January 26, 2015 the North East was hit with storm Colbie. The news said this would be a Nor'easter that would go down in history. My husband and I prepared for the worst. Fortunately the worst didn't come, in our neck of the woods. We only rec'd 19 inches of snow and 2 days off in the school system. My blessing was a day to shovel and make chicken soup, the next day to relax. 
But I couldn't help but reflect on the storm of October 2011.

Saturday, January 17, 2015

Keeping It Simple

Regardless of one lay-off after another, for some reason bills, taxes and car repairs don't end. On a bad day I feel enslaved to some of these challenges.  

Is life unfolding in a neat little package like you envisioned, or does it feel like bedlam some days? Do you ever wonder if you're making a difference? Doing "it" right, whatever "it" is? I don't know about you, but I have had all sorts of creative ideas floating in my head and heart. Some have come to fruition, but others feel like a run away dream. As time chips away I get more impatient, scared, frustrated, uncertain. Some days I wonder if I read the wrong road map.

As the dream-wreck piles up, I question, what was "it" suppose to look like? In my head it [life] was suppose to be easy and simple, instead it got complicated. Or so it appears.

Truthfully, the lay-offs, life challenges and broken dreams do create a mess, a loss and upsets the order of "simple". Kind of can't avoid that. However, I am thinking perhaps this is not the same as "complicated."
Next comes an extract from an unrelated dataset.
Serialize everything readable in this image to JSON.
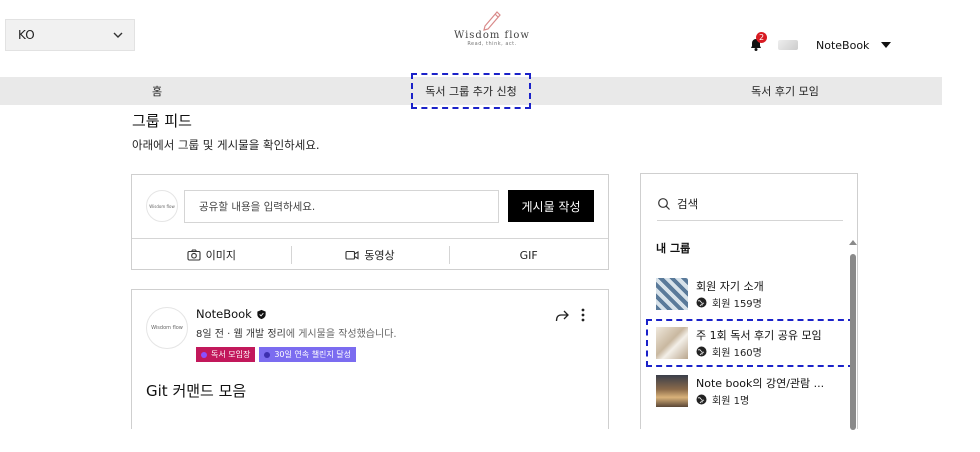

So I wonder, did my life get complicated or have I put an unrealistic expectation on myself which has made my life feel complicated? Perhaps I need to lighten my emotional load by lightening up on myself [my expectations].

Saturday, January 3, 2015

Christmas Curveball

My husband and I planned to keep Christmas simple this year. It would be nice to spend Christmas with my family; mom, her husband Fred, my sister, brother-in-law, niece/nephew and their towheads who all moved to North Carolina 16 months ago. 
However, a few layoffs have set us back so we will enjoy local gatherings with friends to break-bread and toast as we celebrate the true gift of the season. 

Tammy Sue Willey blogspot
Fred Babe's Bday May 2014

At least we'd seen our family in May when we celebrated Fred's 66th Birthday with carrot cake in Manchester.

While wondering what to offer people during the holiday, we received old fashioned gifts one by one; a live wreath, a box of fruit, sausage and cheese, a Texas pecan pie and a fresh cut Christmas tree! Last time we had a tree was 4 years ago. Working at a school, only 5 more days till winter break and I could recharge my batteries and decorate our tree and prepare for a relaxed simple Christmas!

December 16 I received a call at work, Fred, my step-father in North Carolina died unexpectedly that morning. Mom found him on the couch. We had to change our simple and frugal plans to, "How are we going to get to NC?" A series of car problems made our vehicles unreliable.